In the course of an intimate sketch of her life, the "Daily Mail" of London published the following description of her, only a few days before her death.
"For all her burden of years, she is still one of the most vital personalities in India; clear thinking, forth-right, imperious - a strict warden of the past, who sees little that is worthy or desirable in the fruits of the present."
"I do not mingle with the world of today, but I am not ignorant of it," she has often said.
"Her physical vitality has been as remarkable as her strength of mind. In her home she wears always the silken trousers and soft draperies such as the women of Persia wore centuries ago. And although that home is a palace famed for its splendour, her way of life has been as simple as that of the humblest of the Prophet's followers. Her fare is frugal, her drink water. She fasts."
The Aga Khan III was deeply affected by the death of his dear mother. "In this difficult and saddest moment of my life", wrote the Aga Khan to a friend, "the consolation I have is that the sadness and sorrow is tempered by the fact that she lived to be, at least 90 years of age. She had a large and happy family and very happy grand-children whom she always wanted. She died where she wanted to die. She had the satisfaction of seeing her grand- children happy and prosperous in day when prosperity is getting rare. But all this does not reconcile me to losing her. She had been to me more than father and mother combined, since I lost my father at the age of 8. No loss, not even that of my son who died in infancy which was a terrible blow to me as a father, has been quite so terrible as this." Such was the deep affection between the Aga Khan and his mother.
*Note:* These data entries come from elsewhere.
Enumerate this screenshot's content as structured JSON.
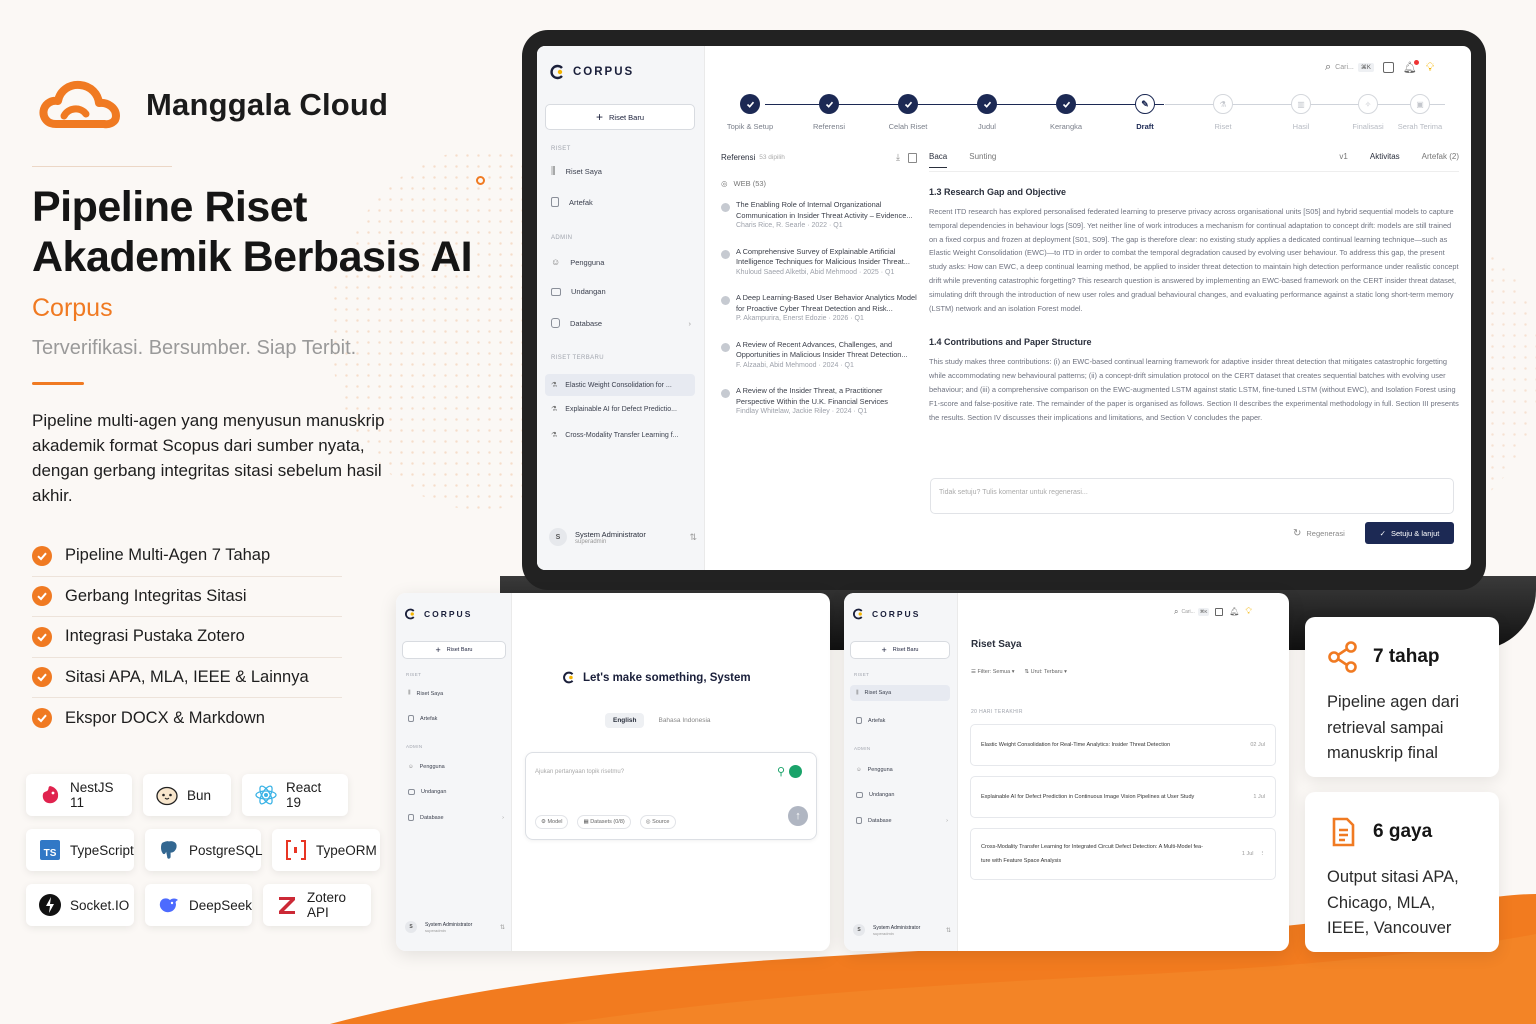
{
  "brand": {
    "name": "Manggala Cloud"
  },
  "hero": {
    "title_line1": "Pipeline Riset",
    "title_line2": "Akademik Berbasis AI",
    "product": "Corpus",
    "tagline": "Terverifikasi. Bersumber. Siap Terbit.",
    "description": "Pipeline multi-agen yang menyusun manuskrip akademik format Scopus dari sumber nyata, dengan gerbang integritas sitasi sebelum hasil akhir."
  },
  "features": [
    "Pipeline Multi-Agen 7 Tahap",
    "Gerbang Integritas Sitasi",
    "Integrasi Pustaka Zotero",
    "Sitasi APA, MLA, IEEE & Lainnya",
    "Ekspor DOCX & Markdown"
  ],
  "tech": [
    {
      "label": "NestJS 11",
      "icon": "nestjs-icon",
      "color": "#e0234e"
    },
    {
      "label": "Bun",
      "icon": "bun-icon",
      "color": "#f5e1c8"
    },
    {
      "label": "React 19",
      "icon": "react-icon",
      "color": "#3bb3e6"
    },
    {
      "label": "TypeScript",
      "icon": "typescript-icon",
      "color": "#3178c6"
    },
    {
      "label": "PostgreSQL",
      "icon": "postgresql-icon",
      "color": "#336791"
    },
    {
      "label": "TypeORM",
      "icon": "typeorm-icon",
      "color": "#e83524"
    },
    {
      "label": "Socket.IO",
      "icon": "socketio-icon",
      "color": "#111111"
    },
    {
      "label": "DeepSeek",
      "icon": "deepseek-icon",
      "color": "#4d6bfe"
    },
    {
      "label": "Zotero API",
      "icon": "zotero-icon",
      "color": "#cc2936"
    }
  ],
  "app": {
    "logo": "CORPUS",
    "new_button": "Riset Baru",
    "section_riset": "RISET",
    "nav_riset": [
      "Riset Saya",
      "Artefak"
    ],
    "section_admin": "ADMIN",
    "nav_admin": [
      "Pengguna",
      "Undangan",
      "Database"
    ],
    "section_recent": "RISET TERBARU",
    "recent": [
      "Elastic Weight Consolidation for ...",
      "Explainable AI for Defect Predictio...",
      "Cross-Modality Transfer Learning f..."
    ],
    "user_name": "System Administrator",
    "user_role": "superadmin",
    "user_initial": "S",
    "search_placeholder": "Cari...",
    "search_kbd": "⌘K",
    "steps": [
      "Topik & Setup",
      "Referensi",
      "Celah Riset",
      "Judul",
      "Kerangka",
      "Draft",
      "Riset",
      "Hasil",
      "Finalisasi",
      "Serah Terima"
    ],
    "refs_title": "Referensi",
    "refs_count": "53 dipilih",
    "refs_group": "WEB (53)",
    "references": [
      {
        "title": "The Enabling Role of Internal Organizational Communication in Insider Threat Activity – Evidence...",
        "meta": "Charis Rice, R. Searle · 2022 · Q1"
      },
      {
        "title": "A Comprehensive Survey of Explainable Artificial Intelligence Techniques for Malicious Insider Threat...",
        "meta": "Khuloud Saeed Alketbi, Abid Mehmood · 2025 · Q1"
      },
      {
        "title": "A Deep Learning-Based User Behavior Analytics Model for Proactive Cyber Threat Detection and Risk...",
        "meta": "P. Akampurira, Enerst Edozie · 2026 · Q1"
      },
      {
        "title": "A Review of Recent Advances, Challenges, and Opportunities in Malicious Insider Threat Detection...",
        "meta": "F. Alzaabi, Abid Mehmood · 2024 · Q1"
      },
      {
        "title": "A Review of the Insider Threat, a Practitioner Perspective Within the U.K. Financial Services",
        "meta": "Findlay Whitelaw, Jackie Riley · 2024 · Q1"
      }
    ],
    "doc_tabs": [
      "Baca",
      "Sunting"
    ],
    "doc_version": "v1",
    "doc_tab_activity": "Aktivitas",
    "doc_tab_artifacts": "Artefak (2)",
    "section_13_title": "1.3 Research Gap and Objective",
    "section_13_body": "Recent ITD research has explored personalised federated learning to preserve privacy across organisational units [S05] and hybrid sequential models to capture temporal dependencies in behaviour logs [S09]. Yet neither line of work introduces a mechanism for continual adaptation to concept drift: models are still trained on a fixed corpus and frozen at deployment [S01, S09]. The gap is therefore clear: no existing study applies a dedicated continual learning technique—such as Elastic Weight Consolidation (EWC)—to ITD in order to combat the temporal degradation caused by evolving user behaviour. To address this gap, the present study asks: How can EWC, a deep continual learning method, be applied to insider threat detection to maintain high detection performance under realistic concept drift while preventing catastrophic forgetting? This research question is answered by implementing an EWC-based framework on the CERT insider threat dataset, simulating drift through the introduction of new user roles and gradual behavioural changes, and evaluating performance against a static long short-term memory (LSTM) network and an isolation Forest model.",
    "section_14_title": "1.4 Contributions and Paper Structure",
    "section_14_body": "This study makes three contributions: (i) an EWC-based continual learning framework for adaptive insider threat detection that mitigates catastrophic forgetting while accommodating new behavioural patterns; (ii) a concept-drift simulation protocol on the CERT dataset that creates sequential batches with evolving user behaviour; and (iii) a comprehensive comparison on the EWC-augmented LSTM against static LSTM, fine-tuned LSTM (without EWC), and Isolation Forest using F1-score and false-positive rate. The remainder of the paper is organised as follows. Section II describes the experimental methodology in full. Section III presents the results. Section IV discusses their implications and limitations, and Section V concludes the paper.",
    "comment_placeholder": "Tidak setuju? Tulis komentar untuk regenerasi...",
    "regen_button": "Regenerasi",
    "approve_button": "Setuju & lanjut"
  },
  "chat_screen": {
    "greeting": "Let's make something, System",
    "lang_active": "English",
    "lang_other": "Bahasa Indonesia",
    "input_placeholder": "Ajukan pertanyaan topik risetmu?",
    "chip_model": "Model",
    "chip_datasets": "Datasets (0/8)",
    "chip_source": "Source"
  },
  "list_screen": {
    "title": "Riset Saya",
    "filter_label": "Filter: Semua",
    "sort_label": "Urut: Terbaru",
    "group": "20 HARI TERAKHIR",
    "items": [
      {
        "title": "Elastic Weight Consolidation for Real-Time Analytics: Insider Threat Detection",
        "date": "02 Jul"
      },
      {
        "title": "Explainable AI for Defect Prediction in Continuous Image Vision Pipelines at User Study",
        "date": "1 Jul"
      },
      {
        "title": "Cross-Modality Transfer Learning for Integrated Circuit Defect Detection: A Multi-Model fea-",
        "title2": "ture with Feature Space Analysis",
        "date": "1 Jul"
      }
    ]
  },
  "info_cards": [
    {
      "heading": "7 tahap",
      "icon": "share-nodes-icon",
      "body": "Pipeline agen dari retrieval sampai manuskrip final"
    },
    {
      "heading": "6 gaya",
      "icon": "document-icon",
      "body": "Output sitasi APA, Chicago, MLA, IEEE, Vancouver"
    }
  ],
  "colors": {
    "accent": "#f07a22",
    "navy": "#1c2954",
    "bg": "#fbf8f5"
  }
}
To mark his devotion, he had heretofore dedicated his book "India in Transition" to his beloved mother in 1918.